“Science can tell us how life began, but it can never tell us what life is for.” — Rabbi Lord Jonathan Sacks, emeritus chief rabbi of the United Hebrew Congregations of the British Commonwealth
As I write this we are in the 10 days between Rosh HaShanah (the Jewish New Year) and Yom Kippur (day of confession and atonement).
In the Jewish tradition, God is said to be close to us in these 10 days when we ask to be written in the book of life. At this moment, we reflect most deeply on our lives. What have I achieved? What did I do wrong? How can I put it right? What am I here to do?
There is a golden thread magically woven through our October special needs issue. It’s not the words that describe myriad institutions, research advancements or advocacy for children and families with special needs. The magic is the humans: their hearts, vision and action. Forget whether you believe in any superior powers; there are countless examples of people who have God-like behaviors.

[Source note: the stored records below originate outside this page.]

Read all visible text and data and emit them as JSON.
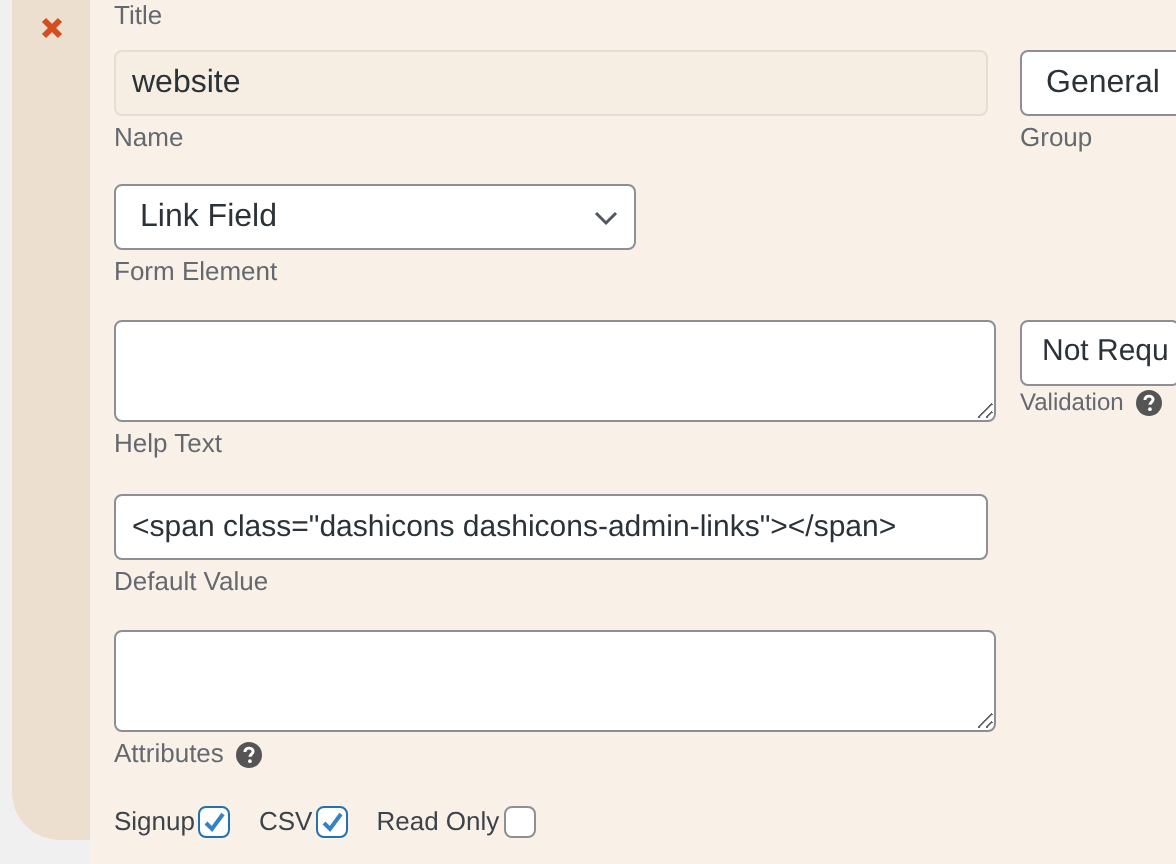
{
  "title_label": "Title",
  "name": {
    "value": "website",
    "label": "Name"
  },
  "group": {
    "value": "General",
    "label": "Group"
  },
  "form_element": {
    "value": "Link Field",
    "label": "Form Element"
  },
  "help_text": {
    "label": "Help Text"
  },
  "validation": {
    "value": "Not Requ",
    "label": "Validation"
  },
  "default_value": {
    "value": "<span class=\"dashicons dashicons-admin-links\"></span>",
    "label": "Default Value"
  },
  "attributes": {
    "label": "Attributes"
  },
  "options": [
    {
      "label": "Signup",
      "checked": true
    },
    {
      "label": "CSV",
      "checked": true
    },
    {
      "label": "Read Only",
      "checked": false
    }
  ]
}
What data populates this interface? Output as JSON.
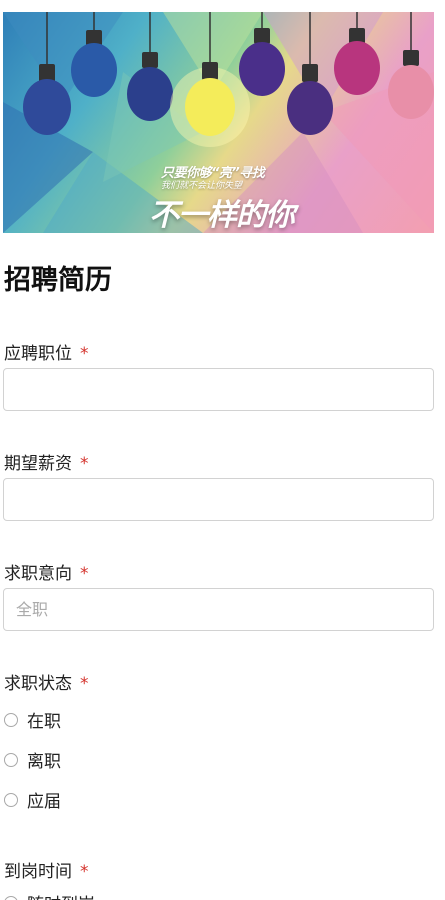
{
  "banner": {
    "line1": "只要你够“亮”寻找",
    "line1_small": "我们就不会让你失望",
    "line2": "不一样的你",
    "bulb_colors": [
      "#2f4a9a",
      "#2a5aa8",
      "#2b3f8c",
      "#f4ec5a",
      "#4a2f8a",
      "#4a2f80",
      "#b8357e",
      "#e88fa8"
    ]
  },
  "form": {
    "title": "招聘简历",
    "required_mark": "*",
    "fields": {
      "position": {
        "label": "应聘职位",
        "value": "",
        "placeholder": ""
      },
      "salary": {
        "label": "期望薪资",
        "value": "",
        "placeholder": ""
      },
      "intention": {
        "label": "求职意向",
        "value": "",
        "placeholder": "全职"
      },
      "status": {
        "label": "求职状态",
        "options": [
          "在职",
          "离职",
          "应届"
        ]
      },
      "arrival": {
        "label": "到岗时间",
        "options": [
          "随时到岗"
        ]
      }
    }
  },
  "colors": {
    "required": "#d4332c",
    "border": "#d2d2d2"
  }
}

Devoted parents who navigate challenges beyond your imagination; strangers whose life purpose translates into extraordinary efforts to improve the lives of others. Read about all these people who embody the best spirit of our human condition and you will be uplifted.
Seattle Children’s PlayGarden, once a vision of speech pathologist Liz Bullard, gives access to the glorious outdoors to families far and wide, providing therapeutic and adventurous outdoor play for all. Two years ago, Suzanne Gwynn founded Ladybug House. Each of us can help her realize her vision of a freestanding palliative care home for children in Seattle, offering respite and renewal to families in need.

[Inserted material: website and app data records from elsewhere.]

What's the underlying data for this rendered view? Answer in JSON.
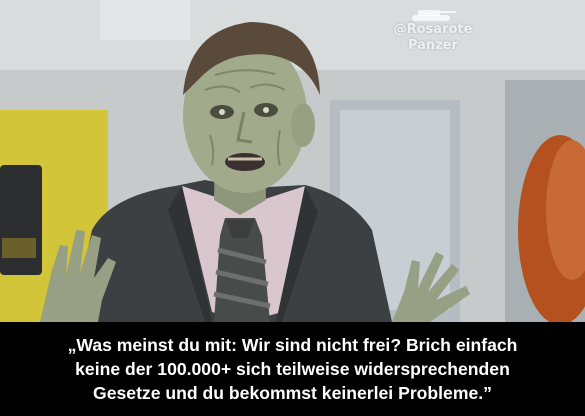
{
  "watermark": {
    "handle": "@Rosarote",
    "name": "Panzer",
    "icon": "tank-icon"
  },
  "caption": {
    "lines": [
      "„Was meinst du mit: Wir sind nicht frei? Brich einfach",
      "keine der 100.000+ sich teilweise widersprechenden",
      "Gesetze und du bekommst keinerlei Probleme.”"
    ],
    "color": "#ffffff",
    "background": "#000000"
  },
  "photo": {
    "subject": "zombie-man-in-suit",
    "colors": {
      "wall": "#c4c8c8",
      "skin": "#9ea68a",
      "suit": "#3e4244",
      "shirt": "#d8c6cc",
      "tie": "#4a4d4c",
      "yellow_sign": "#d6c93a",
      "orange_hair": "#b8521e"
    }
  }
}
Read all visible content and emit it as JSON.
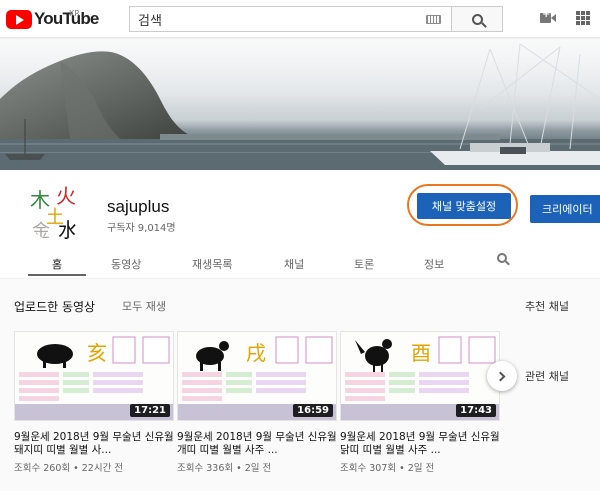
{
  "header": {
    "logo_text": "YouTube",
    "region": "KR",
    "search_placeholder": "검색"
  },
  "channel": {
    "name": "sajuplus",
    "subscribers": "구독자 9,014명",
    "avatar_chars": [
      "木",
      "火",
      "土",
      "金",
      "水"
    ],
    "customize_button": "채널 맞춤설정",
    "creator_button": "크리에이터"
  },
  "tabs": [
    "홈",
    "동영상",
    "재생목록",
    "채널",
    "토론",
    "정보"
  ],
  "section": {
    "title": "업로드한 동영상",
    "play_all": "모두 재생"
  },
  "sidebar": {
    "featured_channels": "추천 채널",
    "related_channels": "관련 채널"
  },
  "videos": [
    {
      "title": "9월운세 2018년 9월 무술년 신유월 돼지띠 띠별 월별 사...",
      "meta": "조회수 260회 • 22시간 전",
      "duration": "17:21",
      "animal": "pig",
      "char": "亥"
    },
    {
      "title": "9월운세 2018년 9월 무술년 신유월 개띠 띠별 월별 사주 ...",
      "meta": "조회수 336회 • 2일 전",
      "duration": "16:59",
      "animal": "dog",
      "char": "戌"
    },
    {
      "title": "9월운세 2018년 9월 무술년 신유월 닭띠 띠별 월별 사주 ...",
      "meta": "조회수 307회 • 2일 전",
      "duration": "17:43",
      "animal": "rooster",
      "char": "酉"
    }
  ],
  "colors": {
    "brand_red": "#ff0000",
    "button_blue": "#1c62b9",
    "highlight_orange": "#e87722"
  }
}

If you are a parent of children with special needs, you undoubtedly experience the highest levels of stress. Each of us tends to put our children’s needs before our own. We are a community of parents that needs to support each other in finding the ways to have compassion for ourselves first. Honor and accept your humanness. Dr. Kristin Neff, an expert on self-compassion, shares wise words: “Things will not always go the way you want them to. You will encounter frustrations and no doubt losses will occur. We all will make mistakes and bump up against our own limitations. But, this is the human condition, a reality shared by all of us. The more we open our hearts to this reality instead of constantly fighting against it, the more we will be able to feel compassion for ourselves and all of our fellow humans in the experience of life.”

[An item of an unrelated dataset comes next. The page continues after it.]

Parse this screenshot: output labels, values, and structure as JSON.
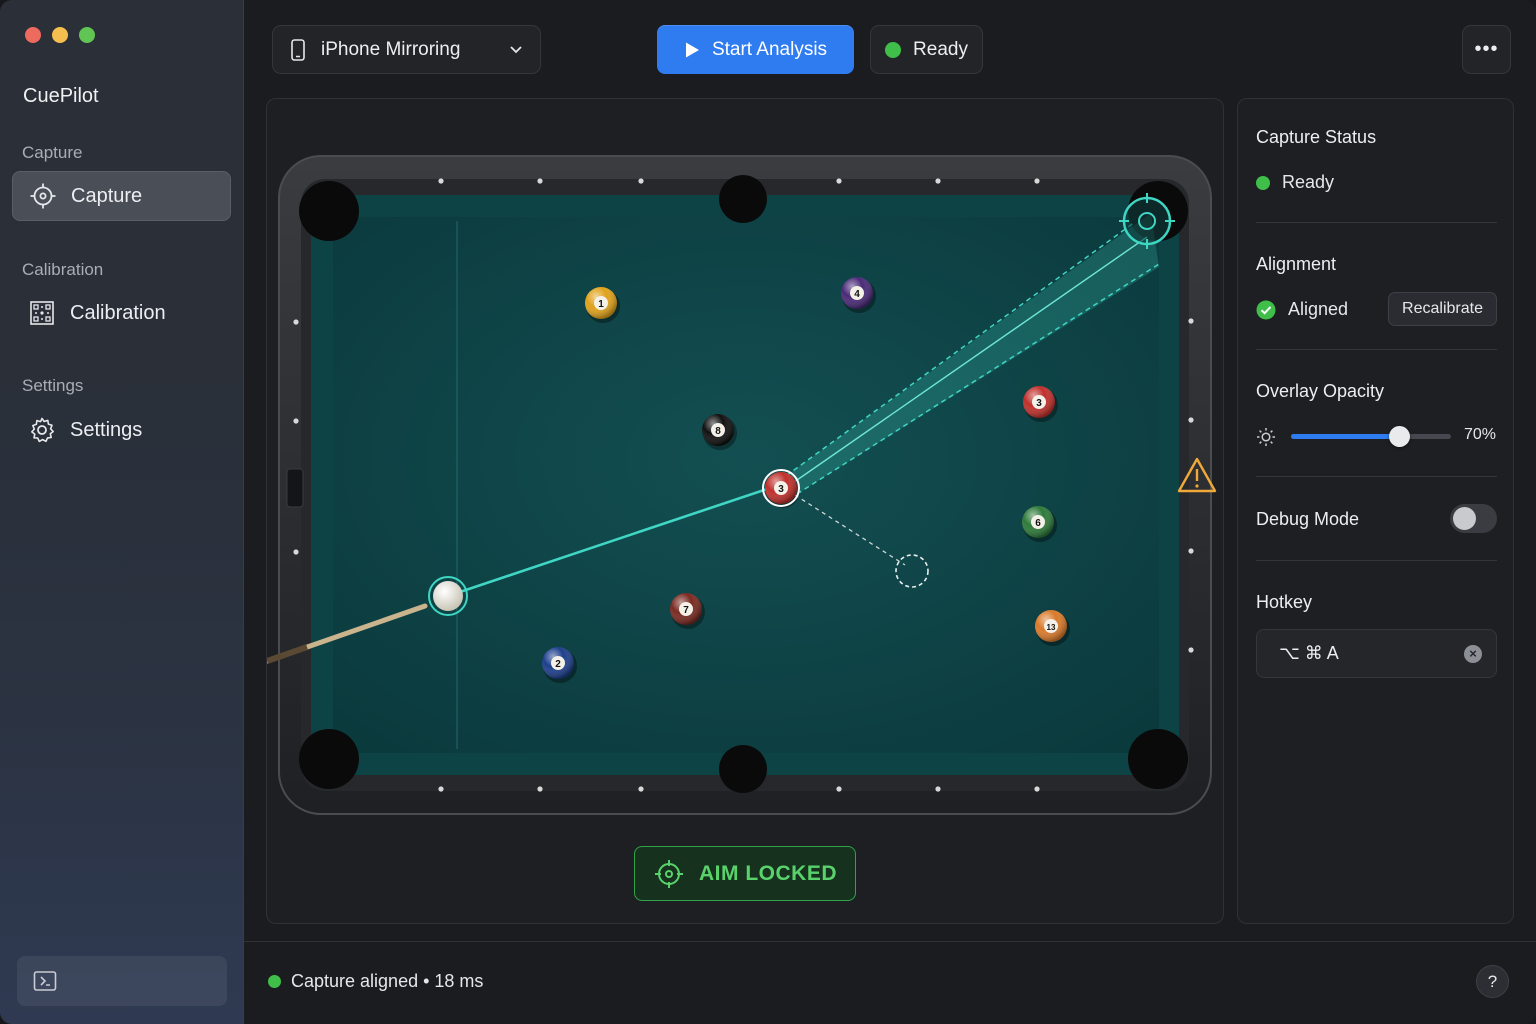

Parents, caregivers, siblings, social workers, gardeners and therapists show love that engages with the world, trying — one act at a time, one day at a time, one life at a time — to make life a little less cruel, a little more human and humane.